How Long Do I Have To Make a Case?

The statutes for making child injury claims in the case of defective toys is dependent on the state, but may be broad. The defective toy does not necessarily have to be one that was new or recently made. Furthermore, if your child is still a minor (or in some cases under 21), you may still have a case, even if the injury occurred years ago. A child injury attorney should be able to give you specific answers about the statute of limitations for your child injury claim.

Who is Liable?

The toy manufacturer or designer may be liable for an injury caused by a defective toy.  While a toy creator or seller may not maliciously nor purposefully sell a product that is harmful to children, he is still responsible for ensuring that the toy is safe for those children it was intended for.

Play is a critical part of a child’s development. The toys he or she interacts with should nurture and aid in healthy growth. If your child has been harmed or injured by a defective toy, please contact us at (319) 826-2250.

The above information is meant to be helpful, but is not meant to replace the legal advice of an attorney with whom you have an attorney-client relationship.

My Rights as a Tenant to a Safe Home

tenant rights

As a tenant, your rights to a safe home are determined by the laws in your state that set out the  landlord’s responsibility to provide a livable home. Iowa has adopted the Uniform Residential Landlord Tenant act, which generally provides that your landlord is responsible for providing a home that is generally safe and within the housing code guidelines of your city or county.

If your landlord has failed to provide you with a safe and habitable home, the landlord may be held liable.

Personal Injury Claims on a Property
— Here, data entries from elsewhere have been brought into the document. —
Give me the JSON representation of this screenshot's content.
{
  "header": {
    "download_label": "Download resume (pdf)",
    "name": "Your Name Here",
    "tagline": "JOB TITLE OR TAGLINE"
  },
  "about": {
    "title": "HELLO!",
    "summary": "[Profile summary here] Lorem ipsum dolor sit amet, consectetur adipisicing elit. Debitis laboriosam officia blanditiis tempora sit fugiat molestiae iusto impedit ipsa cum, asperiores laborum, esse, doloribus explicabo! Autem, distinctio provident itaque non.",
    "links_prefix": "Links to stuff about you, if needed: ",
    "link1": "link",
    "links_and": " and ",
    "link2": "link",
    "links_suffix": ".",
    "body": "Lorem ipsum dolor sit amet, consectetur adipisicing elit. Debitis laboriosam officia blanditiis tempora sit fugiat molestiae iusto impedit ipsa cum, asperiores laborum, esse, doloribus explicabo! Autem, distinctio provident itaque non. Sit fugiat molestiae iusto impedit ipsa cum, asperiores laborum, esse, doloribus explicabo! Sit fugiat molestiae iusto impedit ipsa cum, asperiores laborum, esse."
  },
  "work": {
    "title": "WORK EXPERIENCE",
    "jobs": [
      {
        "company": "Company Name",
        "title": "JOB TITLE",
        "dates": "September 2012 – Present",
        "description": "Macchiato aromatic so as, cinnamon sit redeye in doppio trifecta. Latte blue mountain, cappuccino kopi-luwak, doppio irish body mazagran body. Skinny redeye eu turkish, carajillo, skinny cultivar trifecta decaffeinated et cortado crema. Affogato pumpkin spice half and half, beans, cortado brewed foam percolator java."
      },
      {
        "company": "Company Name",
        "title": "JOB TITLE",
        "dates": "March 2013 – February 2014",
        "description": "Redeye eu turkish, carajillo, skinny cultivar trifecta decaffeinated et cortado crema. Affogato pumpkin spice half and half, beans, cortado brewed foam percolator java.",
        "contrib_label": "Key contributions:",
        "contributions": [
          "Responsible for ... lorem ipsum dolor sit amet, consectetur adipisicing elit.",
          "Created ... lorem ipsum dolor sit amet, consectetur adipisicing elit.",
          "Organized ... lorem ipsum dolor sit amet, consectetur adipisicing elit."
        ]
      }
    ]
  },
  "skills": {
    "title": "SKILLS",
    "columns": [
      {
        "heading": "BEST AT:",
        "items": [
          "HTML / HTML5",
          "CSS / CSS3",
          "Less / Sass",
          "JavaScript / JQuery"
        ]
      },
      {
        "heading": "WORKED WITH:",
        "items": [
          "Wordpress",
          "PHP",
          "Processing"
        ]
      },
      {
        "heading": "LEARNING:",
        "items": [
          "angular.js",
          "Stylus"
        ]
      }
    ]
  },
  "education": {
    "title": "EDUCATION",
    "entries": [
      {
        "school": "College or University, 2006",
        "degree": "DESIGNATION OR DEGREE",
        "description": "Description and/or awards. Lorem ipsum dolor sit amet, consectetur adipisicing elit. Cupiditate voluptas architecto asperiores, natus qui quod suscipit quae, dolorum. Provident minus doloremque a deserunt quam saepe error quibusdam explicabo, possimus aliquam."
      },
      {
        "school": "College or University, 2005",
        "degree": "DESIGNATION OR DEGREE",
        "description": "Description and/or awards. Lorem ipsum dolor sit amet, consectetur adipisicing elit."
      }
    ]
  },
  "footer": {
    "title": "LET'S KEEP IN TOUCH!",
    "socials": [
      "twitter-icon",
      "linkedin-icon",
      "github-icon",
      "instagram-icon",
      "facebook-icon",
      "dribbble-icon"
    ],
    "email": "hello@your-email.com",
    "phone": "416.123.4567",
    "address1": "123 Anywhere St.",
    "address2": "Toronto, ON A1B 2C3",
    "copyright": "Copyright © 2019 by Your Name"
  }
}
We see cases of personal injury claims from accidents that happened around a home or rented property. Slips and falls are among the most common personal injury claims we see in these cases. When a landlord is negligent in maintaining a safe environment around the home, including stairways, he or she may be responsible for any injuries that occur as a result. When a tenant is injured because of such negligence, a landlord may be found liable for not maintaining that area properly or reasonably.

We also see a lot of lead poisoning cases, in which the landlord either failed to disclose his or her knowledge of lead on the property or failed to have it removed in accordance with local housing codes. In these cases, when a child or adult is injured due to exposure to lead, we seek to find out whether the landlord can be held liable for not maintaining a safe home. Most landlords know about the dangers of lead paint and know what lead paint looks like, even if they have not had their property tested for lead paint.

Within the Home

Many personal injury claims relate to a tenant’s safety in common areas, such as the walkway to the house or structural components of the property. This may include items within the home. However, a tenant’s rights to a safe home may include the appliances provided by the landlord. This could be determined in the rental agreement signed by the landlord and tenant. An Iowa personal injury lawyer should be able to tell you about your landlord’s duties and if the landlord neglected those duties.

When the Landlord is Liable

A landlord has the same obligations as any property owner – to keep their property safe – but also has additional obligations set in the Iowa Code. Some of the landlords duties can be found here.

It is up to the tenant, and his or her lawyer, to prove that the landlord was negligent or violated the Iowa Code. We work for our clients in personal injury claims to uncover that information.

Your rights as a tenant include a safe home. If you or someone you love has been injured as the tenant of a property, you should speak with an Iowa personal injury lawyer. Feel free to contact our office at (319) 826-2250.

The above information is meant to be helpful, but is not meant to replace the legal advice of an attorney with whom you have an attorney-client relationship.